So far, you’ve seen transactions in the context of InnoDB tables, the only native MySQL storage engine to support ACID-compliant transactions. The older MySQL table types, still in use in many MySQL installations, do not support transactions, but MySQL still enables users to implement a primitive form of transactions through the use of table locks. This section examines these “pseudo-transactions” in greater detail, with a view to offering some general guidelines on performing secure transactions with nontransactional tables.

MySQL supports a number of different table types, and the locking mechanisms available differ from type to type. Therefore, a clear understanding of the different levels of locking available is essential to implementing a pseudo-transaction environment with MySQL’s nontransactional tables.

• Table locks. The entire table is locked by a client for a particular kind of access. Depending on the type of lock, other clients will not be allowed to insert records into the table, and could even be restricted from reading data from it.

• Page locks. MySQL will lock a certain number of rows (called a page) from the table. The locked rows are only available to the thread initiating the lock. If another thread wants to write to data in these rows, it must wait until the lock is released. Rows in other pages, however, remain available for use.

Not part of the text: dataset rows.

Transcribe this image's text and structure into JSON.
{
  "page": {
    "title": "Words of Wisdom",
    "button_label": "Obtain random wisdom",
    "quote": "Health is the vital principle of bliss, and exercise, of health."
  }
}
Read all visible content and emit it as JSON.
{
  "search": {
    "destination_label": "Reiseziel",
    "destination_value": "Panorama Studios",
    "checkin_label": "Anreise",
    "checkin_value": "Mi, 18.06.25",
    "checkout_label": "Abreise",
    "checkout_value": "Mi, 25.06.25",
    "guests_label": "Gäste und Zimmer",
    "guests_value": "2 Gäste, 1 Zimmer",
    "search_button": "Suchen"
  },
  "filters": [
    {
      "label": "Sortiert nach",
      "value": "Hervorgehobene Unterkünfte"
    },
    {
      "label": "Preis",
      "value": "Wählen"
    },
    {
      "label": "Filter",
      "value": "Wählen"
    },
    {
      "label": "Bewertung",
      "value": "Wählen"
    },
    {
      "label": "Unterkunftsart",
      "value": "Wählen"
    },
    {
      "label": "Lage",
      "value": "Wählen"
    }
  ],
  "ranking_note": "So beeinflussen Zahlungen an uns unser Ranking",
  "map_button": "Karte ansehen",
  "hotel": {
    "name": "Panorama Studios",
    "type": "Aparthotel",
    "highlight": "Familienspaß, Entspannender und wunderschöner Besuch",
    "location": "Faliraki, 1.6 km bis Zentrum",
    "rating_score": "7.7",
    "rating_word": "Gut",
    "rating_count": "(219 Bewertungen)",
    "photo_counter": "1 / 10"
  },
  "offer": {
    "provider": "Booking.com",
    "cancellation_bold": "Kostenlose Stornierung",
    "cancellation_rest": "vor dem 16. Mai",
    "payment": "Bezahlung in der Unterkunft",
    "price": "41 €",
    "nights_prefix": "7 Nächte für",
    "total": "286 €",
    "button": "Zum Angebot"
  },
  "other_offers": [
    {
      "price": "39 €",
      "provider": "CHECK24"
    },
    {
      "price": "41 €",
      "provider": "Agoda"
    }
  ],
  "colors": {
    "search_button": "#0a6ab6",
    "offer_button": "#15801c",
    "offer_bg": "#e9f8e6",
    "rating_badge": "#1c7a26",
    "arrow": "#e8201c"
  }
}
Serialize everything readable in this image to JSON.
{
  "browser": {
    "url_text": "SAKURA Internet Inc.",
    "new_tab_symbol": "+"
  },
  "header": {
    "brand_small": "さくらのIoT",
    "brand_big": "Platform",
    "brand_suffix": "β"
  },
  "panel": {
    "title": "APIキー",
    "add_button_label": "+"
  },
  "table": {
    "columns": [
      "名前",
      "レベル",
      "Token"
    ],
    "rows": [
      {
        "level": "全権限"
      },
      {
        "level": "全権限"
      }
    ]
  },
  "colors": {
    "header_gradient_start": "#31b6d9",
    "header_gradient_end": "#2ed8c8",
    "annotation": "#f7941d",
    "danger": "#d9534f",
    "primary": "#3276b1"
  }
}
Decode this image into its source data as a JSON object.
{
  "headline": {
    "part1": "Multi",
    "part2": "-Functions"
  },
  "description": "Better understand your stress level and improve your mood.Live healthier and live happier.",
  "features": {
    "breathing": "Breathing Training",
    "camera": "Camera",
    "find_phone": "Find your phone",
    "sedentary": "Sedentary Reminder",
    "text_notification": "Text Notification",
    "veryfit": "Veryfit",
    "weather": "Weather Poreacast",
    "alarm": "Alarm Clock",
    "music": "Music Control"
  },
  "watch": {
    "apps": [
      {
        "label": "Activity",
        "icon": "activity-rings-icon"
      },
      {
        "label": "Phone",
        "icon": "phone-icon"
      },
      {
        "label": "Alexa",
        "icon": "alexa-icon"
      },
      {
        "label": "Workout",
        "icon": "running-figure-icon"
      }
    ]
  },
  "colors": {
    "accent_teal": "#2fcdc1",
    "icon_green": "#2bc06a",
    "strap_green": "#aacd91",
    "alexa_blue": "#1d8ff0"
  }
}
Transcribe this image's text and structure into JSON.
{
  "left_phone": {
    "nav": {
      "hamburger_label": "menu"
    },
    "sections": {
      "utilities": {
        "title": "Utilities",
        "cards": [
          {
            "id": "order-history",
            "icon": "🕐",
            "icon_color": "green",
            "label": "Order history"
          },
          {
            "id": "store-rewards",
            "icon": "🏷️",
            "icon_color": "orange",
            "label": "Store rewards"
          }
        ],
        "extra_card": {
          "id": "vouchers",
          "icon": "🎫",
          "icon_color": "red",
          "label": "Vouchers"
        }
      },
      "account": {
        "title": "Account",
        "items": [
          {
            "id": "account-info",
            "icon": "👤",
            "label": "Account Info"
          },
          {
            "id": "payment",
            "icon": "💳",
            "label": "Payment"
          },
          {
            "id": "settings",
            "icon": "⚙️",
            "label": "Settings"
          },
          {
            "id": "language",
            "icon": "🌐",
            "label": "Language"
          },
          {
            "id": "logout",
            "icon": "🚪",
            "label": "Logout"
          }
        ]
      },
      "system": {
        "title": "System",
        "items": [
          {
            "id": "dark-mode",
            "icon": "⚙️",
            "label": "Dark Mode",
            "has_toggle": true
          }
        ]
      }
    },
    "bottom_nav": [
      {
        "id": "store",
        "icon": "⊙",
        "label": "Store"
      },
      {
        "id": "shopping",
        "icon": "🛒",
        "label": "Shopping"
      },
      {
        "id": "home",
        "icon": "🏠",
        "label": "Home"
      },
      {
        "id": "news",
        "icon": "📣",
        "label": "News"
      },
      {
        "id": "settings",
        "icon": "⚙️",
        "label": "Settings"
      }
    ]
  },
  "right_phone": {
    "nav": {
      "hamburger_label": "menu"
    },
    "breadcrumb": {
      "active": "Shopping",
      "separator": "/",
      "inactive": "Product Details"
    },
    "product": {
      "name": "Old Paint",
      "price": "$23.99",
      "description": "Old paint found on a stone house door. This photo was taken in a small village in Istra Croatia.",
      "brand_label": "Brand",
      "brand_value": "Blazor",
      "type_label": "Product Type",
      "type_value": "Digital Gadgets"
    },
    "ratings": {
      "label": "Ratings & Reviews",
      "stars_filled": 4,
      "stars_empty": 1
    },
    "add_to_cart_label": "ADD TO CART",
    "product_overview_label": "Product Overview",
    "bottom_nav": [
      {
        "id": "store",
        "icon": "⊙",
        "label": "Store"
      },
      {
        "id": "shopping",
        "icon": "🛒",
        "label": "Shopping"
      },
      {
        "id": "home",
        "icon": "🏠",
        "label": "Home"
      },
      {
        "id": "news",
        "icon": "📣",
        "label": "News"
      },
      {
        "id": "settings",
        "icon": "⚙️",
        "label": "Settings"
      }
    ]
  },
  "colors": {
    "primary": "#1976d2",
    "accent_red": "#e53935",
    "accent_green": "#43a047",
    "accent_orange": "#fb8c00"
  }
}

• Row locks. Row-level locks offer finer control over the locking process than either table-level locks or page-level locks. In this case, only the rows that are being used by the thread are locked. All other rows in the table are available to other threads. In multiuser environments, row-level locking reduces conflicts between threads, making it possible for multiple users to read and even write to the same table simultaneously. This flexibility must be balanced, however, against the fact that it also has the highest performance overhead of the three locking levels.

The MyISAM table type supports only table-level locking, which offers performance benefits over row- and page-level locking in situations involving a larger number of reads than writes. The InnoDB table type automatically performs row-level locking in transactions.

Source of Information : McGraw Hill - MySQL Database Usage and Administration


Subscribe to Developer Techno ?
Enter your email address:

Delivered by FeedBurner